Howard called it "disappointing" that women had contraceptive health access for a decade until the bill was introduced, calling it a "setback" to equal access to medication.
Johnson points out that the bill won't allow just any employer to require a prescription for contraceptives, but only those that have religious beliefs against paying for them. And he said the incentive for an employer to fake religious beliefs to get out of contraceptive coverage for economic reasons seems "extremely unlikely."
"The fact is employers were covering it anyway," he said. "I don't think employers are going to take unnecessary grief [to remove coverage] unless they have these beliefs."
Johnson said the number of private employers who are seeking this exemption "is actually a pretty small universe."
"But it's very important to them," he said. "That's not to say we are not concerned about women's health or all people. This is about religious liberties and protecting those rights."

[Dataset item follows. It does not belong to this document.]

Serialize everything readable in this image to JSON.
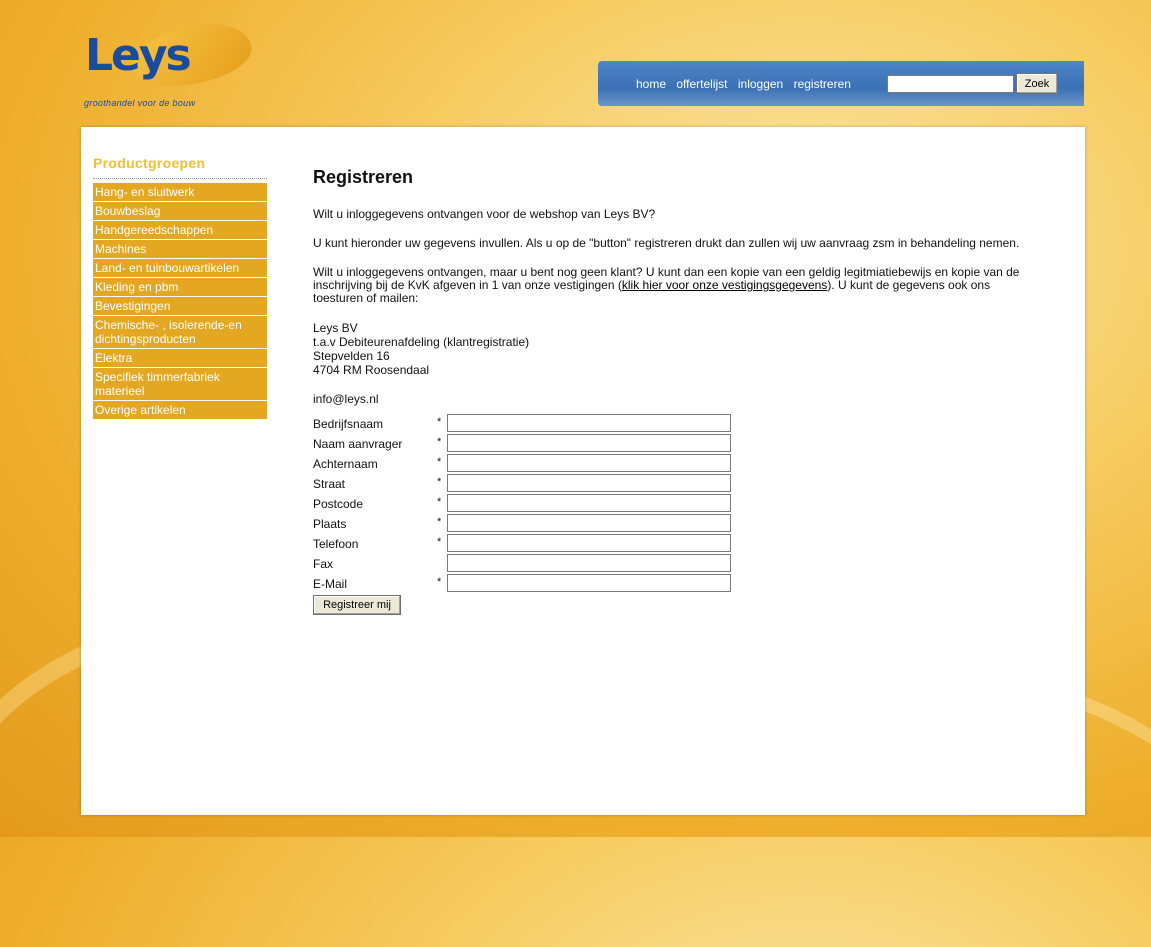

McNerney said he was in favor of allowing the free market determine what should be included in insurance plans.
"If that's not included in the compensation package of the company you work for, and it's that important to you, you could always look for a job in another place," he said.
Joan Williams, law professor and director of the Center for Work Life Law at the University of California, Hastings, said similar bills have been introduced across the country, which she called "troubling" from a constitutional viewpoint.
"I understand it can be troubling for someone who doesn't believe in contraception to have to cover contraception as part of health coverage," she said. "But number one, women have a constitutional right to control their reproductive lives and to say to any women, 'You have no constitutional right if you're employed [by a religious employer],' leaves no constitutional right."
The Center for Arizona Policy, which represents several evangelical churches in Arizona, does not take a position on contraception but says it supports the bill because it supports "religious liberties."
Sheasby said that sentiment is in line "across the board" with those of many churches and pastors who also do not take a position on the use of contraceptives.